Once upon a time, when my daily job was to deliver news on the radio, I would check a variety of websites to see what the most popular stories were. It was a way to make sure that my editorial judgment was in line with what my listeners were actually interested in. But, sometimes, I had to veto the popular vote and ignore the most popular story of the day.
I rationalized my vetoes on the theory that most of the listeners had already heard about the most popular story of the day, and would also benefit from hearing other stories that they had not come across. But, in some cases, I just didn't think most popular equated to most newsworthy.
You can easily guess on most days what the lead story is going to be on the national news. Today, for example, it will be the formal charges filed against the suspect in the Boston marathon bombings. That's my prediction as this is written, barring anything major occurring between now and the evening news.

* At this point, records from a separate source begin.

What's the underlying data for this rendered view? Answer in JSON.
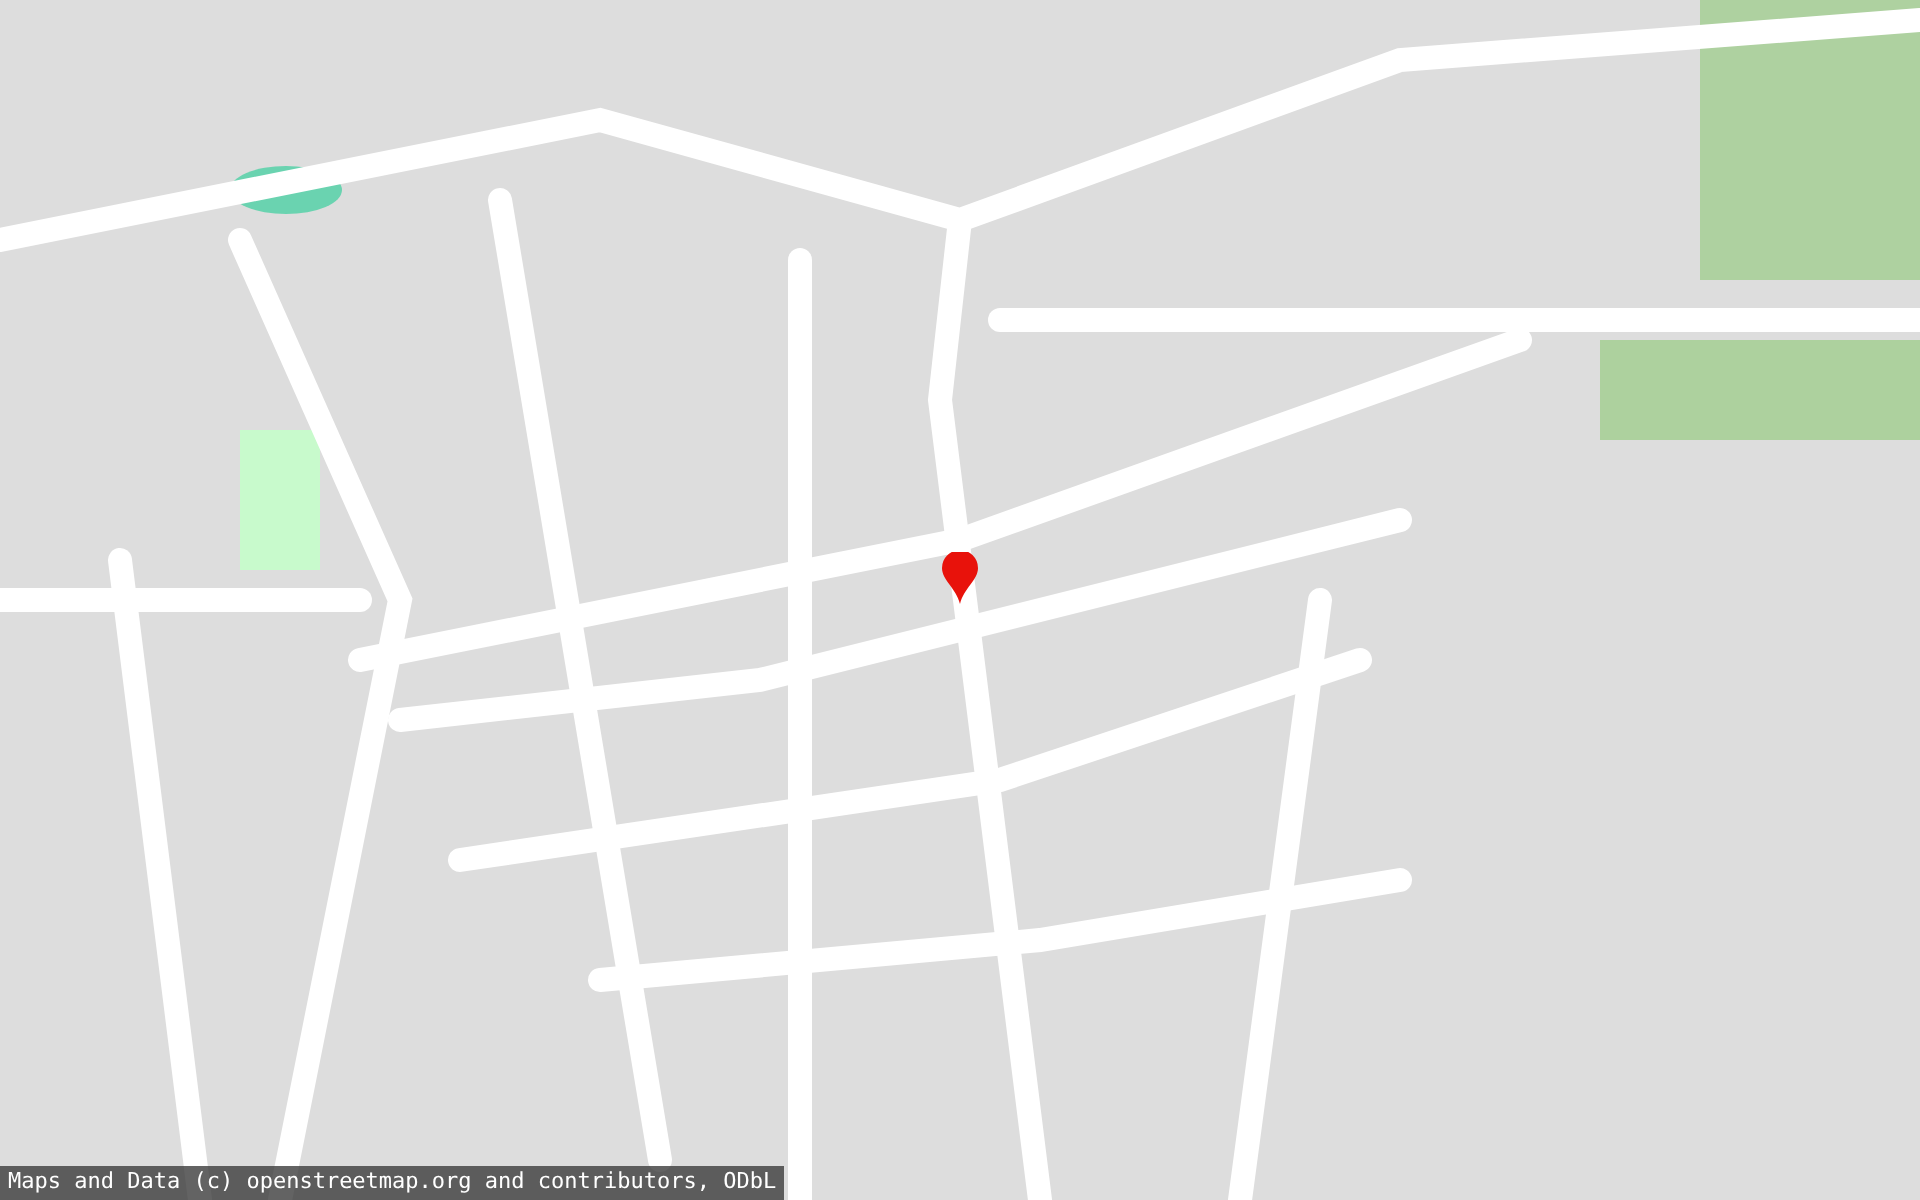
{
  "map": {
    "attribution": "Maps and Data (c) openstreetmap.org and contributors, ODbL"
  }
}
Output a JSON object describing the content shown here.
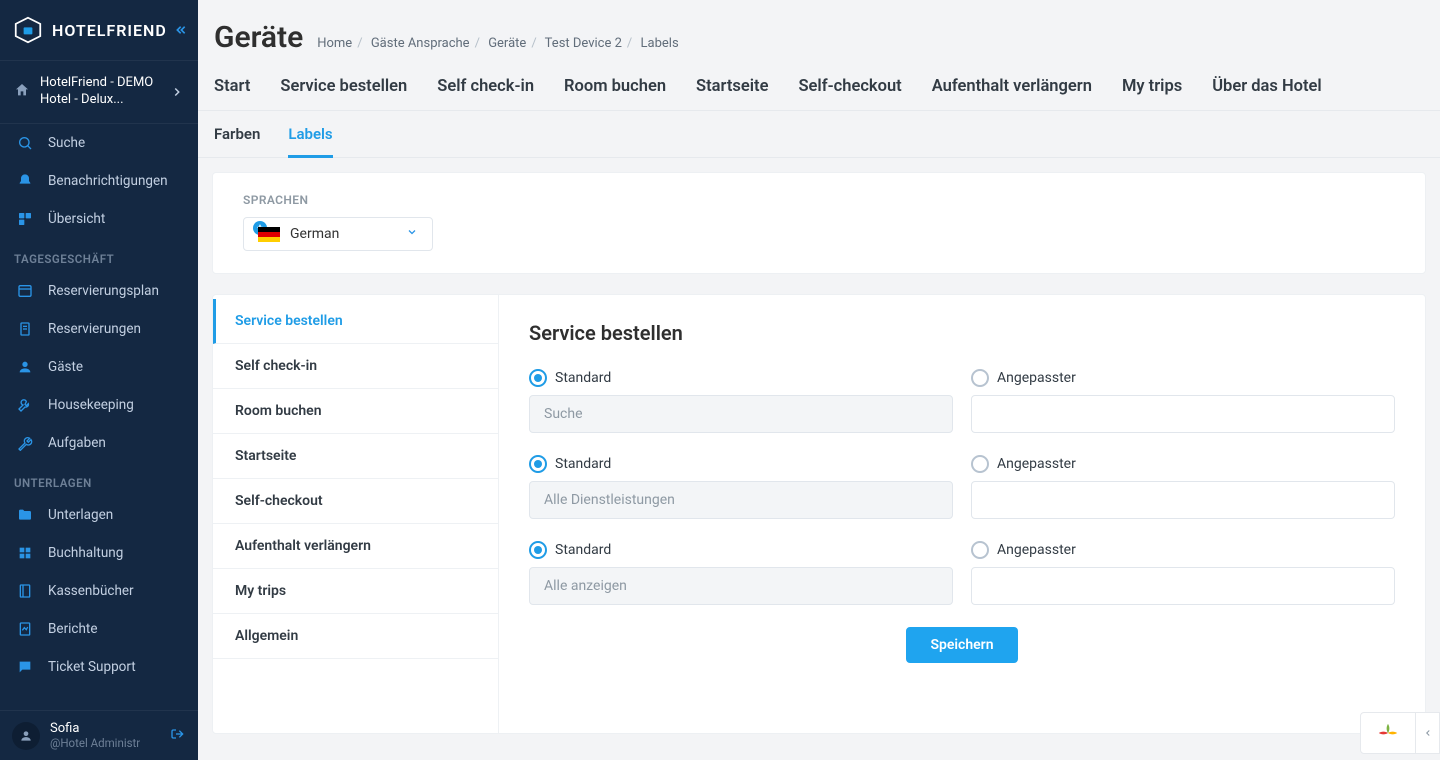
{
  "brand": "HOTELFRIEND",
  "hotel_switch": "HotelFriend - DEMO Hotel - Delux...",
  "sidebar": {
    "items": [
      {
        "label": "Suche"
      },
      {
        "label": "Benachrichtigungen"
      },
      {
        "label": "Übersicht"
      }
    ],
    "group1": "TAGESGESCHÄFT",
    "g1items": [
      {
        "label": "Reservierungsplan"
      },
      {
        "label": "Reservierungen"
      },
      {
        "label": "Gäste"
      },
      {
        "label": "Housekeeping"
      },
      {
        "label": "Aufgaben"
      }
    ],
    "group2": "UNTERLAGEN",
    "g2items": [
      {
        "label": "Unterlagen"
      },
      {
        "label": "Buchhaltung"
      },
      {
        "label": "Kassenbücher"
      },
      {
        "label": "Berichte"
      },
      {
        "label": "Ticket Support"
      }
    ]
  },
  "user": {
    "name": "Sofia",
    "role": "@Hotel Administr"
  },
  "page": {
    "title": "Geräte",
    "crumbs": [
      "Home",
      "Gäste Ansprache",
      "Geräte",
      "Test Device 2",
      "Labels"
    ],
    "tabs1": [
      "Start",
      "Service bestellen",
      "Self check-in",
      "Room buchen",
      "Startseite",
      "Self-checkout",
      "Aufenthalt verlängern",
      "My trips",
      "Über das Hotel"
    ],
    "tabs2": [
      "Farben",
      "Labels"
    ],
    "tabs2_active": 1
  },
  "lang": {
    "section": "SPRACHEN",
    "value": "German"
  },
  "sections": [
    "Service bestellen",
    "Self check-in",
    "Room buchen",
    "Startseite",
    "Self-checkout",
    "Aufenthalt verlängern",
    "My trips",
    "Allgemein"
  ],
  "sections_active": 0,
  "editor": {
    "title": "Service bestellen",
    "std": "Standard",
    "custom": "Angepasster",
    "rows": [
      {
        "placeholder": "Suche"
      },
      {
        "placeholder": "Alle Dienstleistungen"
      },
      {
        "placeholder": "Alle anzeigen"
      }
    ],
    "save": "Speichern"
  }
}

You might also be able to guess what the most popular story of the day has been for most of the past 24 hours. The Boston bomber is in the chase, but most people want to read more about Reese Witherspoon's disorderly conduct arrest. I'm not sure what that says about us. Perhaps, it's just that we're humans, still interested in rubber-necking at accidents and gossiping over the back fence.
When I was a practicing journalist, people would occasionally ask me why I didn't report on this or that story. And, inevitably, the answer would be that the listener just wasn't interested. If cable news channels have shown us anything, it's that people want to watch news that interests them, not news that should interest them. On the same news cycle that chronicled Ms. Witherspoon's troubles, readers could have learned about the Taliban kidnapping a helicopter crew or about a man killing four people in Washington State. Both of those were in the top ten, right next to "news" about Kardashians.
I think I'm glad I don't have make those kind of decisions anymore.